=== Section Start ===

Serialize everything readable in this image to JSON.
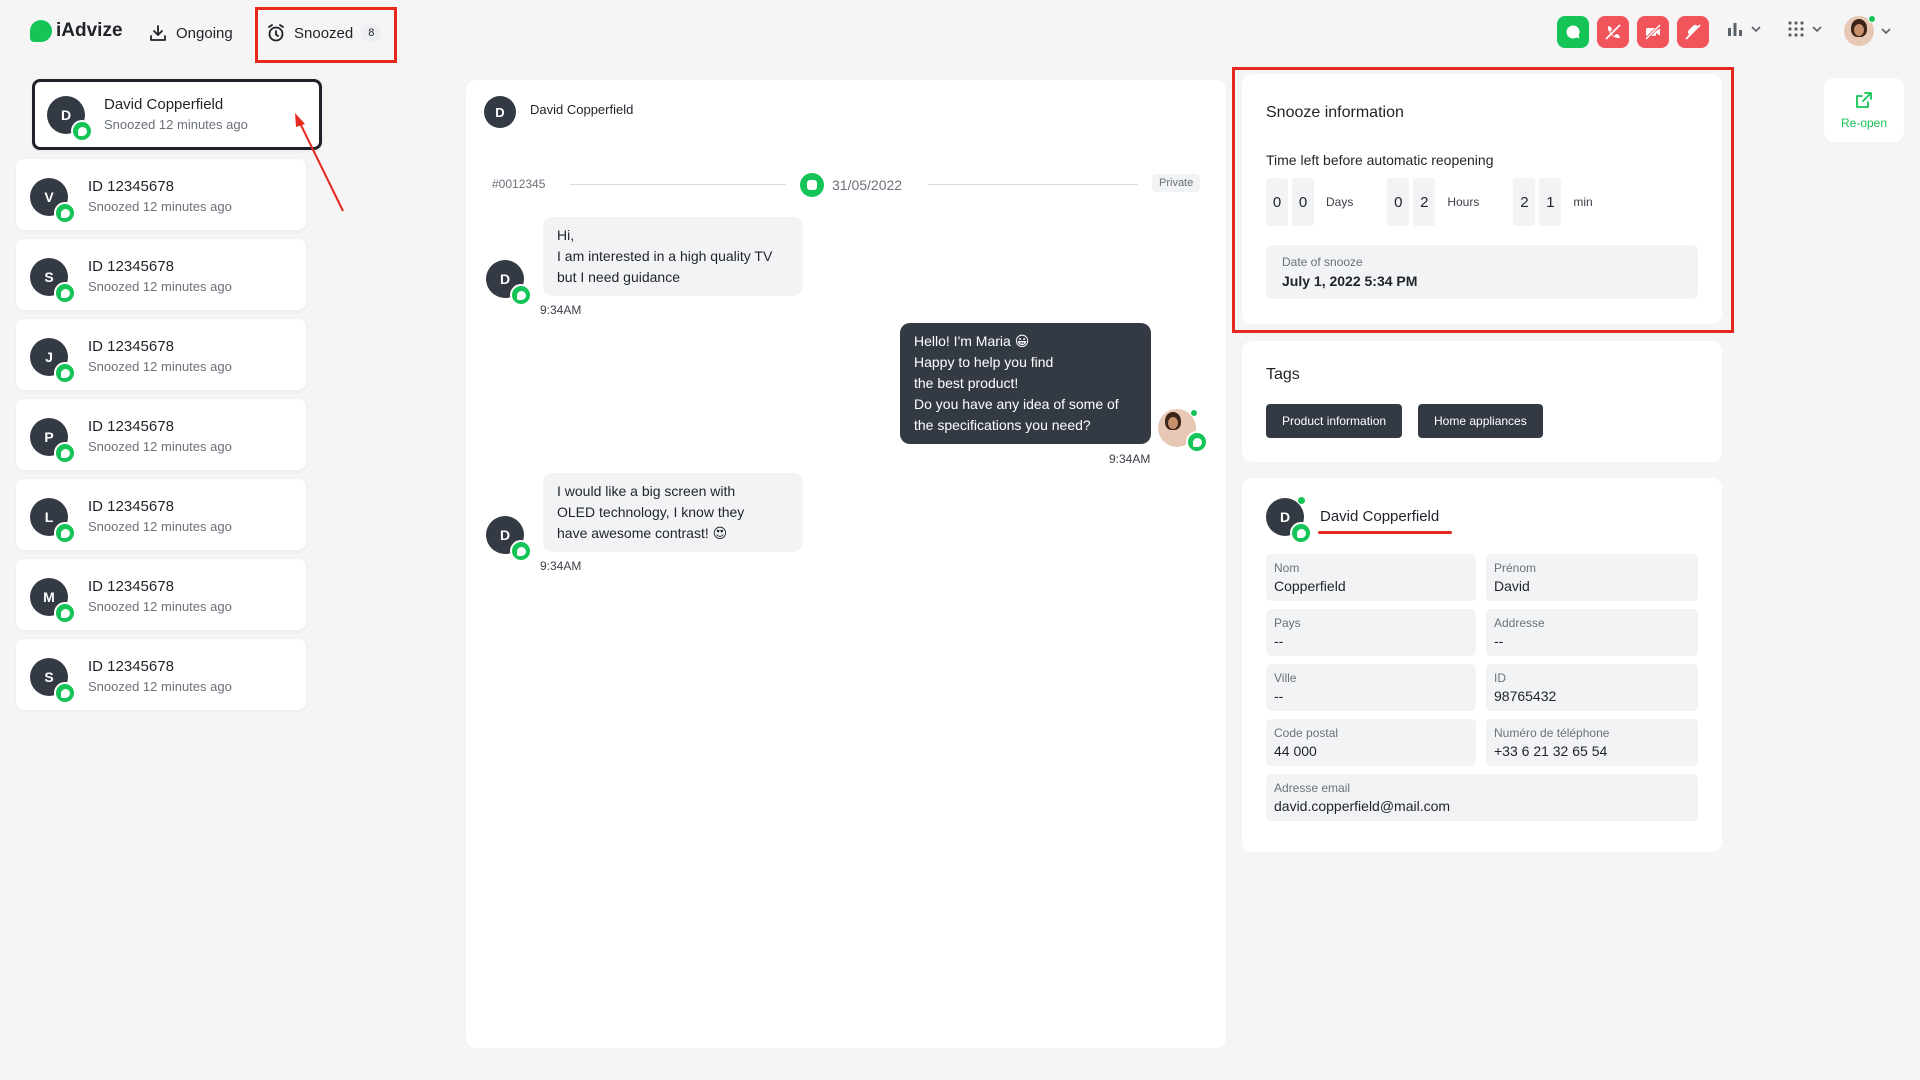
{
  "header": {
    "logo_text": "iAdvize",
    "tabs": [
      {
        "label": "Ongoing",
        "icon": "download-tray-icon"
      },
      {
        "label": "Snoozed",
        "icon": "alarm-clock-icon",
        "badge": "8"
      }
    ],
    "status_buttons": [
      "chat-icon",
      "phone-off-icon",
      "video-off-icon",
      "mic-off-icon"
    ],
    "accent_green": "#15c457",
    "status_red": "#f2545b"
  },
  "sidebar": {
    "items": [
      {
        "initial": "D",
        "name": "David Copperfield",
        "sub": "Snoozed 12 minutes ago"
      },
      {
        "initial": "V",
        "name": "ID 12345678",
        "sub": "Snoozed 12 minutes ago"
      },
      {
        "initial": "S",
        "name": "ID 12345678",
        "sub": "Snoozed 12 minutes ago"
      },
      {
        "initial": "J",
        "name": "ID 12345678",
        "sub": "Snoozed 12 minutes ago"
      },
      {
        "initial": "P",
        "name": "ID 12345678",
        "sub": "Snoozed 12 minutes ago"
      },
      {
        "initial": "L",
        "name": "ID 12345678",
        "sub": "Snoozed 12 minutes ago"
      },
      {
        "initial": "M",
        "name": "ID 12345678",
        "sub": "Snoozed 12 minutes ago"
      },
      {
        "initial": "S",
        "name": "ID 12345678",
        "sub": "Snoozed 12 minutes ago"
      }
    ]
  },
  "chat": {
    "header_initial": "D",
    "header_name": "David Copperfield",
    "conversation_id": "#0012345",
    "date": "31/05/2022",
    "private_label": "Private",
    "messages": [
      {
        "from": "visitor",
        "initial": "D",
        "lines": [
          "Hi,",
          "I am interested in a high quality TV",
          "but I need guidance"
        ],
        "time": "9:34AM"
      },
      {
        "from": "agent",
        "lines": [
          "Hello! I'm Maria 😀",
          "Happy to help you find",
          "the best product!",
          "Do you have any idea of some of",
          "the specifications you need?"
        ],
        "time": "9:34AM"
      },
      {
        "from": "visitor",
        "initial": "D",
        "lines": [
          "I would like a big screen with",
          "OLED technology, I know they",
          "have awesome contrast! 😍"
        ],
        "time": "9:34AM"
      }
    ]
  },
  "snooze": {
    "title": "Snooze information",
    "time_left_label": "Time left before automatic reopening",
    "days_digits": [
      "0",
      "0"
    ],
    "days_label": "Days",
    "hours_digits": [
      "0",
      "2"
    ],
    "hours_label": "Hours",
    "min_digits": [
      "2",
      "1"
    ],
    "min_label": "min",
    "date_label": "Date of snooze",
    "date_value": "July 1, 2022 5:34 PM"
  },
  "tags": {
    "title": "Tags",
    "items": [
      "Product information",
      "Home appliances"
    ]
  },
  "contact": {
    "initial": "D",
    "name": "David Copperfield",
    "fields": [
      {
        "label": "Nom",
        "value": "Copperfield"
      },
      {
        "label": "Prénom",
        "value": "David"
      },
      {
        "label": "Pays",
        "value": "--"
      },
      {
        "label": "Addresse",
        "value": "--"
      },
      {
        "label": "Ville",
        "value": "--"
      },
      {
        "label": "ID",
        "value": "98765432"
      },
      {
        "label": "Code postal",
        "value": "44 000"
      },
      {
        "label": "Numéro de téléphone",
        "value": "+33 6 21 32 65 54"
      },
      {
        "label": "Adresse email",
        "value": "david.copperfield@mail.com"
      }
    ]
  },
  "reopen": {
    "label": "Re-open",
    "icon": "external-link-icon"
  }
}
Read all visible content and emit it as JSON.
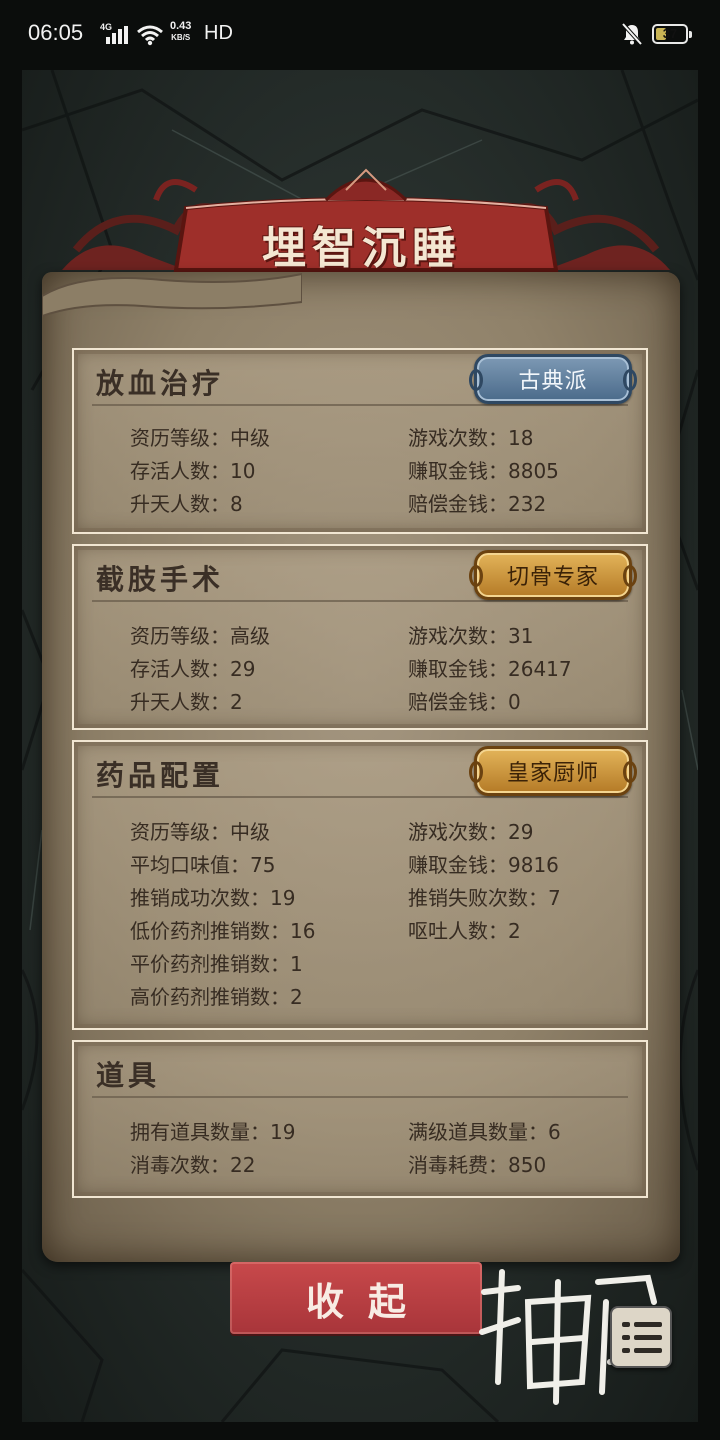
{
  "status_bar": {
    "time": "06:05",
    "network": "4G",
    "speed_value": "0.43",
    "speed_unit": "KB/S",
    "hd": "HD",
    "battery": "37",
    "battery_level": 0.37
  },
  "title": "埋智沉睡",
  "sections": [
    {
      "title": "放血治疗",
      "badge": "古典派",
      "badge_style": "blue",
      "stats_left": [
        "资历等级：中级",
        "存活人数：10",
        "升天人数：8"
      ],
      "stats_right": [
        "游戏次数：18",
        "赚取金钱：8805",
        "赔偿金钱：232"
      ]
    },
    {
      "title": "截肢手术",
      "badge": "切骨专家",
      "badge_style": "gold",
      "stats_left": [
        "资历等级：高级",
        "存活人数：29",
        "升天人数：2"
      ],
      "stats_right": [
        "游戏次数：31",
        "赚取金钱：26417",
        "赔偿金钱：0"
      ]
    },
    {
      "title": "药品配置",
      "badge": "皇家厨师",
      "badge_style": "gold",
      "stats_left": [
        "资历等级：中级",
        "平均口味值：75",
        "推销成功次数：19",
        "低价药剂推销数：16",
        "平价药剂推销数：1",
        "高价药剂推销数：2"
      ],
      "stats_right": [
        "游戏次数：29",
        "赚取金钱：9816",
        "推销失败次数：7",
        "呕吐人数：2"
      ]
    },
    {
      "title": "道具",
      "stats_left": [
        "拥有道具数量：19",
        "消毒次数：22"
      ],
      "stats_right": [
        "满级道具数量：6",
        "消毒耗费：850"
      ]
    }
  ],
  "collapse_button": "收起",
  "colors": {
    "parchment": "#9a8c74",
    "button_red": "#b83e40",
    "badge_blue": "#5f7f9f",
    "badge_gold": "#cd9540",
    "banner_red": "#9e2f2a"
  }
}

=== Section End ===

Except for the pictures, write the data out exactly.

Serialize everything readable in this image to JSON.
{
  "header": {
    "logo_text": "iAdvize",
    "tabs": [
      {
        "label": "Ongoing",
        "icon": "download-tray-icon"
      },
      {
        "label": "Snoozed",
        "icon": "alarm-clock-icon",
        "badge": "8"
      }
    ],
    "status_buttons": [
      "chat-icon",
      "phone-off-icon",
      "video-off-icon",
      "mic-off-icon"
    ],
    "accent_green": "#15c457",
    "status_red": "#f2545b"
  },
  "sidebar": {
    "items": [
      {
        "initial": "D",
        "name": "David Copperfield",
        "sub": "Snoozed 12 minutes ago"
      },
      {
        "initial": "V",
        "name": "ID 12345678",
        "sub": "Snoozed 12 minutes ago"
      },
      {
        "initial": "S",
        "name": "ID 12345678",
        "sub": "Snoozed 12 minutes ago"
      },
      {
        "initial": "J",
        "name": "ID 12345678",
        "sub": "Snoozed 12 minutes ago"
      },
      {
        "initial": "P",
        "name": "ID 12345678",
        "sub": "Snoozed 12 minutes ago"
      },
      {
        "initial": "L",
        "name": "ID 12345678",
        "sub": "Snoozed 12 minutes ago"
      },
      {
        "initial": "M",
        "name": "ID 12345678",
        "sub": "Snoozed 12 minutes ago"
      },
      {
        "initial": "S",
        "name": "ID 12345678",
        "sub": "Snoozed 12 minutes ago"
      }
    ]
  },
  "chat": {
    "header_initial": "D",
    "header_name": "David Copperfield",
    "conversation_id": "#0012345",
    "date": "31/05/2022",
    "private_label": "Private",
    "messages": [
      {
        "from": "visitor",
        "initial": "D",
        "lines": [
          "Hi,",
          "I am interested in a high quality TV",
          "but I need guidance"
        ],
        "time": "9:34AM"
      },
      {
        "from": "agent",
        "lines": [
          "Hello! I'm Maria 😀",
          "Happy to help you find",
          "the best product!",
          "Do you have any idea of some of",
          "the specifications you need?"
        ],
        "time": "9:34AM"
      },
      {
        "from": "visitor",
        "initial": "D",
        "lines": [
          "I would like a big screen with",
          "OLED technology, I know they",
          "have awesome contrast! 😍"
        ],
        "time": "9:34AM"
      }
    ]
  },
  "snooze": {
    "title": "Snooze information",
    "time_left_label": "Time left before automatic reopening",
    "days_digits": [
      "0",
      "0"
    ],
    "days_label": "Days",
    "hours_digits": [
      "0",
      "2"
    ],
    "hours_label": "Hours",
    "min_digits": [
      "2",
      "1"
    ],
    "min_label": "min",
    "date_label": "Date of snooze",
    "date_value": "July 1, 2022 5:34 PM"
  },
  "tags": {
    "title": "Tags",
    "items": [
      "Product information",
      "Home appliances"
    ]
  },
  "contact": {
    "initial": "D",
    "name": "David Copperfield",
    "fields": [
      {
        "label": "Nom",
        "value": "Copperfield"
      },
      {
        "label": "Prénom",
        "value": "David"
      },
      {
        "label": "Pays",
        "value": "--"
      },
      {
        "label": "Addresse",
        "value": "--"
      },
      {
        "label": "Ville",
        "value": "--"
      },
      {
        "label": "ID",
        "value": "98765432"
      },
      {
        "label": "Code postal",
        "value": "44 000"
      },
      {
        "label": "Numéro de téléphone",
        "value": "+33 6 21 32 65 54"
      },
      {
        "label": "Adresse email",
        "value": "david.copperfield@mail.com"
      }
    ]
  },
  "reopen": {
    "label": "Re-open",
    "icon": "external-link-icon"
  }
}
Read all visible content and emit it as JSON.
{
  "status_bar": {
    "time": "06:05",
    "network": "4G",
    "speed_value": "0.43",
    "speed_unit": "KB/S",
    "hd": "HD",
    "battery": "37",
    "battery_level": 0.37
  },
  "title": "埋智沉睡",
  "sections": [
    {
      "title": "放血治疗",
      "badge": "古典派",
      "badge_style": "blue",
      "stats_left": [
        "资历等级：中级",
        "存活人数：10",
        "升天人数：8"
      ],
      "stats_right": [
        "游戏次数：18",
        "赚取金钱：8805",
        "赔偿金钱：232"
      ]
    },
    {
      "title": "截肢手术",
      "badge": "切骨专家",
      "badge_style": "gold",
      "stats_left": [
        "资历等级：高级",
        "存活人数：29",
        "升天人数：2"
      ],
      "stats_right": [
        "游戏次数：31",
        "赚取金钱：26417",
        "赔偿金钱：0"
      ]
    },
    {
      "title": "药品配置",
      "badge": "皇家厨师",
      "badge_style": "gold",
      "stats_left": [
        "资历等级：中级",
        "平均口味值：75",
        "推销成功次数：19",
        "低价药剂推销数：16",
        "平价药剂推销数：1",
        "高价药剂推销数：2"
      ],
      "stats_right": [
        "游戏次数：29",
        "赚取金钱：9816",
        "推销失败次数：7",
        "呕吐人数：2"
      ]
    },
    {
      "title": "道具",
      "stats_left": [
        "拥有道具数量：19",
        "消毒次数：22"
      ],
      "stats_right": [
        "满级道具数量：6",
        "消毒耗费：850"
      ]
    }
  ],
  "collapse_button": "收起",
  "colors": {
    "parchment": "#9a8c74",
    "button_red": "#b83e40",
    "badge_blue": "#5f7f9f",
    "badge_gold": "#cd9540",
    "banner_red": "#9e2f2a"
  }
}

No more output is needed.